As the U.S. media and Washington D.C. legislators continue to lose their collective minds over the Michael Flynn charges, Kremlin press secretary Dmitry Peskov took to the podium earlier today to dismiss the notion that Flynn's comments to former ambassador Sergey Ivanovich had any impact on Putin's ultimate decision to retaliate against U.S. sanctions as "completely absurd." Per the RT:
“Flynn was in no position to request anything of Sergey Ivanovich [Kislyak, Russia’s former US ambassador] let alone to expect any requests to be relayed to Vladimir Putin – the whole thing is completely absurd,” said the Russian President’s press secretary Dmitry Peskov during a media briefing in Moscow.
In the end Russia did postpone its response, but Peskov says that “the decision was taken by Putin alone, and cannot be attributed to any requests or recommendations.”

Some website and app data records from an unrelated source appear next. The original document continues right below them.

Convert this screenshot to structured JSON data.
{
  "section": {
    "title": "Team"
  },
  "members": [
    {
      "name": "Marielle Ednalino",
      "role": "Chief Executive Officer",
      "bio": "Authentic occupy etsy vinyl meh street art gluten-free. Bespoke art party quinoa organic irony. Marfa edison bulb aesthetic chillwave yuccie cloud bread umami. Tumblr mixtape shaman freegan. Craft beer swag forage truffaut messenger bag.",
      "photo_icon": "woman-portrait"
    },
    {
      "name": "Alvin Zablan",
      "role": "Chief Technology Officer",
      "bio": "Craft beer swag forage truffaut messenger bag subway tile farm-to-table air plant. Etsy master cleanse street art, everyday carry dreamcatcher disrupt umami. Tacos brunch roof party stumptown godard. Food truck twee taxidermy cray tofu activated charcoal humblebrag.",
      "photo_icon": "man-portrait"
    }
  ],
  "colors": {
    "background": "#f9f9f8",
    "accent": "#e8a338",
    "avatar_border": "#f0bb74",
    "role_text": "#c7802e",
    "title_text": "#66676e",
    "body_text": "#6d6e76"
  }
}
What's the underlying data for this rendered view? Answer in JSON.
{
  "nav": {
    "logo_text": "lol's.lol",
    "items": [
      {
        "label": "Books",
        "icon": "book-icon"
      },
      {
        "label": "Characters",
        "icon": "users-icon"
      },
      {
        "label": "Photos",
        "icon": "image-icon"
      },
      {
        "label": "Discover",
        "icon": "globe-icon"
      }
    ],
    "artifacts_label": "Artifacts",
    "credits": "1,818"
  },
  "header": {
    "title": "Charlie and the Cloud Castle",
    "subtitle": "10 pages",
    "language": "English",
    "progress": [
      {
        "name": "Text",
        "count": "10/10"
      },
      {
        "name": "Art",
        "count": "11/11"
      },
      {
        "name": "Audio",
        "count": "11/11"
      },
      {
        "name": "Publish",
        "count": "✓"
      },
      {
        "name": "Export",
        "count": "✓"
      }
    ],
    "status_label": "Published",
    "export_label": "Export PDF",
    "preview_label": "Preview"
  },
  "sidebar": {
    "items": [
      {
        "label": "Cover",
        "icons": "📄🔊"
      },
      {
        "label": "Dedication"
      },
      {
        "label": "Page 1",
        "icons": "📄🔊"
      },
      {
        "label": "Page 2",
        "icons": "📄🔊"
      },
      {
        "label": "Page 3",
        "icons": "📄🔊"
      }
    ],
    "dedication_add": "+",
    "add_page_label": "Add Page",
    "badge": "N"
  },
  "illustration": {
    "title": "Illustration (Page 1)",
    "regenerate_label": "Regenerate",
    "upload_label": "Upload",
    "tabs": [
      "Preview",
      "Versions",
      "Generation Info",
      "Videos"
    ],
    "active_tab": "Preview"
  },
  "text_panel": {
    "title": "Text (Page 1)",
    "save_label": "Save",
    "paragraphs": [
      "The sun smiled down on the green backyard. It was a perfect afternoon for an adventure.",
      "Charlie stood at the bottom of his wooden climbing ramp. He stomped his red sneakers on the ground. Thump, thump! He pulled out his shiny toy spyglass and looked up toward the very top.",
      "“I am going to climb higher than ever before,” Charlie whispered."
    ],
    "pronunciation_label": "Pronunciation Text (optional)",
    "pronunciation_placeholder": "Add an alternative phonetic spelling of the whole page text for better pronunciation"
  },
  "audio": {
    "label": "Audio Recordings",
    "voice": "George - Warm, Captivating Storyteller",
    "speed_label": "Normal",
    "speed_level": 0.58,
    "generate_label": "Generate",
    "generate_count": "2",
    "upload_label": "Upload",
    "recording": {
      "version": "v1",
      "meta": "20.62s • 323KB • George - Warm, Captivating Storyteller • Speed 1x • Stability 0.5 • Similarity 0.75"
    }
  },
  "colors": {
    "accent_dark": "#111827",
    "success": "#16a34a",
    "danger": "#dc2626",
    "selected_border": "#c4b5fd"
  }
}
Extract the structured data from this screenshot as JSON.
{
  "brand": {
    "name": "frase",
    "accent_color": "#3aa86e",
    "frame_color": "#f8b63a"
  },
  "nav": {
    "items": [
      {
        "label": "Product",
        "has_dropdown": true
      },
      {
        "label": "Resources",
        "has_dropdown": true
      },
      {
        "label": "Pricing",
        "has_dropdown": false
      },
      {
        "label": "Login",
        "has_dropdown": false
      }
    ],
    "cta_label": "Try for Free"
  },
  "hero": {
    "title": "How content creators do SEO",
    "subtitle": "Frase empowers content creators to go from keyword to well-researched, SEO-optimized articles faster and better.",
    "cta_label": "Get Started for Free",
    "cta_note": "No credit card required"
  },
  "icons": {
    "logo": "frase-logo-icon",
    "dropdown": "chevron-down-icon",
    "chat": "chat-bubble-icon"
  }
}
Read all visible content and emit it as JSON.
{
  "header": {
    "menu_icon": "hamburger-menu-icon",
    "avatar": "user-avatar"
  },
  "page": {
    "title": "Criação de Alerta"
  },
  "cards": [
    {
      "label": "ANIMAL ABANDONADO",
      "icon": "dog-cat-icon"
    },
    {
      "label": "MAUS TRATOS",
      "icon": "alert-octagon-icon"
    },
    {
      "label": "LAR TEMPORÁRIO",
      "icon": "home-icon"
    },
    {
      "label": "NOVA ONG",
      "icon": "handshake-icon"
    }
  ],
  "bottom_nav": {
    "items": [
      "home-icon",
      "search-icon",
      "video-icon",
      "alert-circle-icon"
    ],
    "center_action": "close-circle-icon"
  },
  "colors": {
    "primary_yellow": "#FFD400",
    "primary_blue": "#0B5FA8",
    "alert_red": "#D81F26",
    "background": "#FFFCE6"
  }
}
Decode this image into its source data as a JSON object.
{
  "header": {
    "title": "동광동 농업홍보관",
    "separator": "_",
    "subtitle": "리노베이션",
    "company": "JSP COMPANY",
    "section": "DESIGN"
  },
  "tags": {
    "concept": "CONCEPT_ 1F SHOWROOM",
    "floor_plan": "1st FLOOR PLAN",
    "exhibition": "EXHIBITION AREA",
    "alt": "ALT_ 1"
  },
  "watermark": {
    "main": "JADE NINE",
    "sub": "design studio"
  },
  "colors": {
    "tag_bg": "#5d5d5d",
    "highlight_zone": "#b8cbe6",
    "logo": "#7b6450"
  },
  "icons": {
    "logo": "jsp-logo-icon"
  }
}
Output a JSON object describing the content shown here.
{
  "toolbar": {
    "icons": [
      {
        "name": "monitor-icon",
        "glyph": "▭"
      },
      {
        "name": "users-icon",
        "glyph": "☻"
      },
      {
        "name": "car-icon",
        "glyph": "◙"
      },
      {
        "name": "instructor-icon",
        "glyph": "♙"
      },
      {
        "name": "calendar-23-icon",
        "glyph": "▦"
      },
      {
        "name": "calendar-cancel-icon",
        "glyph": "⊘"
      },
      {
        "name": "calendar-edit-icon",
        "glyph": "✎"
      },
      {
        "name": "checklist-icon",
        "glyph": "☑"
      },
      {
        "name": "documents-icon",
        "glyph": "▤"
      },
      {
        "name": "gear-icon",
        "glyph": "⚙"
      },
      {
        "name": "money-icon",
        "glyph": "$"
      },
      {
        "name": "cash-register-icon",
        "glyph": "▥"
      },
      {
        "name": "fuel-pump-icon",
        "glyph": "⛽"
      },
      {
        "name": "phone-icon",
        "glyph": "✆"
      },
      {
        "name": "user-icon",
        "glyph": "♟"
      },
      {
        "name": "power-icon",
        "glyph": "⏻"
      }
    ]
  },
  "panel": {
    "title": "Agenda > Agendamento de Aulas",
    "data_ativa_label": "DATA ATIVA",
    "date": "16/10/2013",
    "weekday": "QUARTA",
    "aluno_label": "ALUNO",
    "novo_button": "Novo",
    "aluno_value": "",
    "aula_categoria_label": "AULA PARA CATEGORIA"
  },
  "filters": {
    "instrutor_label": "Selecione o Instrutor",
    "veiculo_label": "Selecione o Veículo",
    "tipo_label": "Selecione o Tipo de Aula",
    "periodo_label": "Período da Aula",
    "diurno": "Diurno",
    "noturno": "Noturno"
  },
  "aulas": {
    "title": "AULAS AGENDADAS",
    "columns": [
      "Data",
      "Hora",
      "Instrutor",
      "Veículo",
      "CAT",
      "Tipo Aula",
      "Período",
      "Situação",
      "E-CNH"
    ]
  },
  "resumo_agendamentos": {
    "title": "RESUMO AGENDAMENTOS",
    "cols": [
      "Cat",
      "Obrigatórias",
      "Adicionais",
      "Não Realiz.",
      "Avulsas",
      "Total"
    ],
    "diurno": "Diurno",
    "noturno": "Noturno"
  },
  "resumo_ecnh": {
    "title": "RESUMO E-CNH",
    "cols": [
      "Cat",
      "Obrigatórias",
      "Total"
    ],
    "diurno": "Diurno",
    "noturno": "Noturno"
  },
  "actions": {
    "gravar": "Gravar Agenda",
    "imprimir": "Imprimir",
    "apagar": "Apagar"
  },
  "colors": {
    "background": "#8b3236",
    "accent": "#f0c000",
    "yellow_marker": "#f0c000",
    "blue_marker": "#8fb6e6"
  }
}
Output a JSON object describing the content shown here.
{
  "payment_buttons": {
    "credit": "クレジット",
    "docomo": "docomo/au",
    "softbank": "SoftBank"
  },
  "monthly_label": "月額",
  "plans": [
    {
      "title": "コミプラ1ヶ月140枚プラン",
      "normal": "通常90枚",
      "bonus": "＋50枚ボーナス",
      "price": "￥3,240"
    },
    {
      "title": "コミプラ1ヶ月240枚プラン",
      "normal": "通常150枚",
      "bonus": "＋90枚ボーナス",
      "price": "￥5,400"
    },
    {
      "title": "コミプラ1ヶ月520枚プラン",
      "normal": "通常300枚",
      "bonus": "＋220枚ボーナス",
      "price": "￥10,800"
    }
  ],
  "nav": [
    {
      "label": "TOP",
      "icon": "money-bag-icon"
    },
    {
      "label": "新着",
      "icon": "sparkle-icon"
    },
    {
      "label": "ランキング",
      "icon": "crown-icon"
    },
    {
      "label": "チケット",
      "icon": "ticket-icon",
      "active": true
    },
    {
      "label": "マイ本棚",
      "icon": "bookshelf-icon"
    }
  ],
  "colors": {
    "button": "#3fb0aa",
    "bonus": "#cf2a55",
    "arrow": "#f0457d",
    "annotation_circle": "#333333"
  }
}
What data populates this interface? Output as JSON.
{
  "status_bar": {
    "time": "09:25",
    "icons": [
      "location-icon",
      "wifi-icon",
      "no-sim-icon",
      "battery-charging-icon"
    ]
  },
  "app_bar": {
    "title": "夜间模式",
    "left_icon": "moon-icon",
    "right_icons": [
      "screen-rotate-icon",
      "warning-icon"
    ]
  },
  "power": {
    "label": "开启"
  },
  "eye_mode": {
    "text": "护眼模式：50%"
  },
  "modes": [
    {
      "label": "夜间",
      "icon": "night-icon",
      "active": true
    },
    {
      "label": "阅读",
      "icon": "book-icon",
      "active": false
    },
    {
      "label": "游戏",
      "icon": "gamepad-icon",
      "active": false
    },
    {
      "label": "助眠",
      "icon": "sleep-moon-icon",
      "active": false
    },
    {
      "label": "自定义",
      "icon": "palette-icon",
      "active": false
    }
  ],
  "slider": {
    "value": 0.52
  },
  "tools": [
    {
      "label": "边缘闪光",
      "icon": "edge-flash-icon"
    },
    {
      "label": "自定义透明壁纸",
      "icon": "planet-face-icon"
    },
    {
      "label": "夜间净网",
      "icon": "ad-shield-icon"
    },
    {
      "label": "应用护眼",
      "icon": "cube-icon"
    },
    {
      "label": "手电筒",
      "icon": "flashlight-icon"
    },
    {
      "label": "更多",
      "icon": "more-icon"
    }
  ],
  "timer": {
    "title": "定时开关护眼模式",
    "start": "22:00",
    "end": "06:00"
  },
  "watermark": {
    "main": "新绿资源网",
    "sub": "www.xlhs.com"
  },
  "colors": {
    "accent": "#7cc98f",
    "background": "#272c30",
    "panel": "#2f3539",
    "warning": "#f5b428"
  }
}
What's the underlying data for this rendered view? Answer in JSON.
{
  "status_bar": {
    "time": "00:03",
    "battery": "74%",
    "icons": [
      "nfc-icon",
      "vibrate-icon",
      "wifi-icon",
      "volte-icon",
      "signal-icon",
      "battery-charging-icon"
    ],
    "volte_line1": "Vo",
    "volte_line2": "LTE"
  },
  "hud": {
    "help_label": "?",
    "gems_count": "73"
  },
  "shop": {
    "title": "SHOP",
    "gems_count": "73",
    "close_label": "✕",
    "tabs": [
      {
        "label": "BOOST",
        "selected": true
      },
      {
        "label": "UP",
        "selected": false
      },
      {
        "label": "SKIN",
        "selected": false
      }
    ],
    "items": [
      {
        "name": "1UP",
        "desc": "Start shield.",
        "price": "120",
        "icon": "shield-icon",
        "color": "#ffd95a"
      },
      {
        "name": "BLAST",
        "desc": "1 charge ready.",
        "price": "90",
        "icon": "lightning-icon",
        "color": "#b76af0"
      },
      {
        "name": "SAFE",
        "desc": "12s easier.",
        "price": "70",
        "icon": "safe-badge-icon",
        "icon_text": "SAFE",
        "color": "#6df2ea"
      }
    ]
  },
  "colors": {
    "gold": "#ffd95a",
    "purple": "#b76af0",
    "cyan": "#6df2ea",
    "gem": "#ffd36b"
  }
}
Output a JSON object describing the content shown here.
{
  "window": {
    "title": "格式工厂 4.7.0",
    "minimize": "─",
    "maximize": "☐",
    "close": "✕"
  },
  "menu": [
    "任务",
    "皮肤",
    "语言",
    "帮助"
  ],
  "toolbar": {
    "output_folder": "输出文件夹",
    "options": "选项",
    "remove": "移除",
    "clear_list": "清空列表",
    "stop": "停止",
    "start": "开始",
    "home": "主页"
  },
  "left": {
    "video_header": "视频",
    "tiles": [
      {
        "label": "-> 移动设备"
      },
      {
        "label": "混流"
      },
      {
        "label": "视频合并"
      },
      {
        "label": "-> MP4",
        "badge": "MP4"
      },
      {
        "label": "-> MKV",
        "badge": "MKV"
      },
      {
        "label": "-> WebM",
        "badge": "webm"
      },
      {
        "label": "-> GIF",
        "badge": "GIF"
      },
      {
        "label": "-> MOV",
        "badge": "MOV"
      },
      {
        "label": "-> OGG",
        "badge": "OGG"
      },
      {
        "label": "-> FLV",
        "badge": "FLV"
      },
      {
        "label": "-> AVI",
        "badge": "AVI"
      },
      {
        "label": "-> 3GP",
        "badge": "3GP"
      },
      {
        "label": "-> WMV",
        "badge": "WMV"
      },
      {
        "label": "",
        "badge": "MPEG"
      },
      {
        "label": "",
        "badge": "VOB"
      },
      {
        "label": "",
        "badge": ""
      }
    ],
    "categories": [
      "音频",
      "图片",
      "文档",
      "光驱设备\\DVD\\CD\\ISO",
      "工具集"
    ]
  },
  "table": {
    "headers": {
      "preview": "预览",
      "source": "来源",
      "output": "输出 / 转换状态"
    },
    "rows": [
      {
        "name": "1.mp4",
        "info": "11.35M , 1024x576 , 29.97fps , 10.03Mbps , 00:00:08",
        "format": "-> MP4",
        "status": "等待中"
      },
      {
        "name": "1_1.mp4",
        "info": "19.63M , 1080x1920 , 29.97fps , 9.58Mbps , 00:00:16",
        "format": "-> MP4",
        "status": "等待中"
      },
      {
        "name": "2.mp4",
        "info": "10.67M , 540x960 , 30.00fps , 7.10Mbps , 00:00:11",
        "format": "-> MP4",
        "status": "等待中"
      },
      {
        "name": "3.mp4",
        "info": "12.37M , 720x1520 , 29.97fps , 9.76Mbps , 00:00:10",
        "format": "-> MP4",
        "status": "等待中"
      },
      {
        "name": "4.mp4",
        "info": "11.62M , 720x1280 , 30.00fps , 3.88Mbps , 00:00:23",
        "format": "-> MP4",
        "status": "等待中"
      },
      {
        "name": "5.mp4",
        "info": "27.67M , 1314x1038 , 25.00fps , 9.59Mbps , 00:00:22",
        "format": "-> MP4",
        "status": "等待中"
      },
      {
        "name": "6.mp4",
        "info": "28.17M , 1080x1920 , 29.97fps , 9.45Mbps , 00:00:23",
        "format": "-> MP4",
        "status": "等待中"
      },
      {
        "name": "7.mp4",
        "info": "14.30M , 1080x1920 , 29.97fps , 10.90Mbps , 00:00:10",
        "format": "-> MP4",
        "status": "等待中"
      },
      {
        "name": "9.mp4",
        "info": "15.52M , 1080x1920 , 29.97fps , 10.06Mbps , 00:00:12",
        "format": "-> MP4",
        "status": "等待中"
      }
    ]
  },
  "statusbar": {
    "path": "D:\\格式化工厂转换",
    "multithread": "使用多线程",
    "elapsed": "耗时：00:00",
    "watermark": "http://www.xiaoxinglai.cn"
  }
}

“What information Putin receives from his ambassadors is of no concern to anyone else,” said Peskov. “The Russian president makes all decisions independently on the basis, as he has said many times, of Russia’s national interest.”
For those who may have just returned from a remote island and missed the "shocking" revelations of the past three days, as we've detailed numerous times, former National Security Advisor Michael Flynn plead guilty last Friday to lying under oath by denying to the FBI that he urged the Russian ambassador to delay a decision on retaliating against U.S. sanctions and attempted to influence a U.N. vote. Of course, the conversations in question happened after the election, during the transition period, and wouldn't have been an issue but for Flynn's seemingly inexplicable decision to lie about them. Here's more from NBC:
A two-page charging document filed last week listed two false statements Flynn made about his interactions with Russian ambassador Sergey Kislyak in late December 2016. It said Flynn falsely claimed that he had not asked Kislyak "to refrain from escalating the situation in response to sanctions that the U.S. had imposed against Russia," and that he didn't recall Kislyak telling him Russia had decided to moderate its response as a result of his request.
Prior to the Dec. 29 call with Kislyak, Flynn called a senior official with the presidential transition team who was with other members of the team at Trump's Mar-a-Lago resort in Florida to discuss what to say to the Russian ambassador regarding sanctions, according to the statement of offense.
Court documents also said Flynn falsely claimed that he didn't ask Kislyak on Dec. 22 to "delay a vote on or defeat" a U.N. Security Council resolution, and then falsely denied that Kislyak had described Russia's response to the request. Before that call, a "very senior member" of the transition team directed Flynn to contact foreign officials, including those from Russia, to learn where they stood and influence the vote, according to the statement of offense. The "very senior member" was Jared Kushner, three people familiar with the matter told NBC News.
According to Special Counsel Robert Mueller’s charge, Flynn made the false statements to the FBI on Jan. 24, two days after he was sworn in as national security adviser.
Of course, the real question from here is what Flynn's plea deal means for the White House. Not surprisingly, the Left has celebrated the development as an indication Flynn could potentially implicate President Trump in the "Russian collusion" investigation while Trump supporters have argued that the decision to pursue Flynn over false statements clearly indicates that they have nothing else of substance. Per the Wall Street Journal:
To Mr. Trump’s supporters, the charge against Mike Flynn for making false statements was evidence that investigators were nowhere near proving collusion with Russians to interfere in the 2016 president election, the matter at the heart of Special Counsel Robert Mueller’s investigative mandate.
But Mr. Trump’s detractors viewed the plea deal as a milestone—the first senior aide to Mr. Trump to turn on his former boss—in an investigation that continues to escalate.
Both versions make assumptions about what information Mr. Flynn has to offer, a mystery that will reveal itself over time. For now, Mr. Flynn’s deal with the special counsel and his team suggests at the very least that Mr. Mueller believes Mr. Flynn has something valuable to share and that his investigation is unlikely to end soon, said former federal prosecutors.
“A guilty plea at this stage really could mean a whole lot of different things, and folks are in a hurry to have the plea meet their predetermined narratives,” said Stephen Vladeck, an expert in national-security law and law professor at the University of Texas.
So what say you...is the "Russian collusion" investigation weaving its way into the Oval Office or are escalating suggestions of the President's downfall just another "nothing burger?"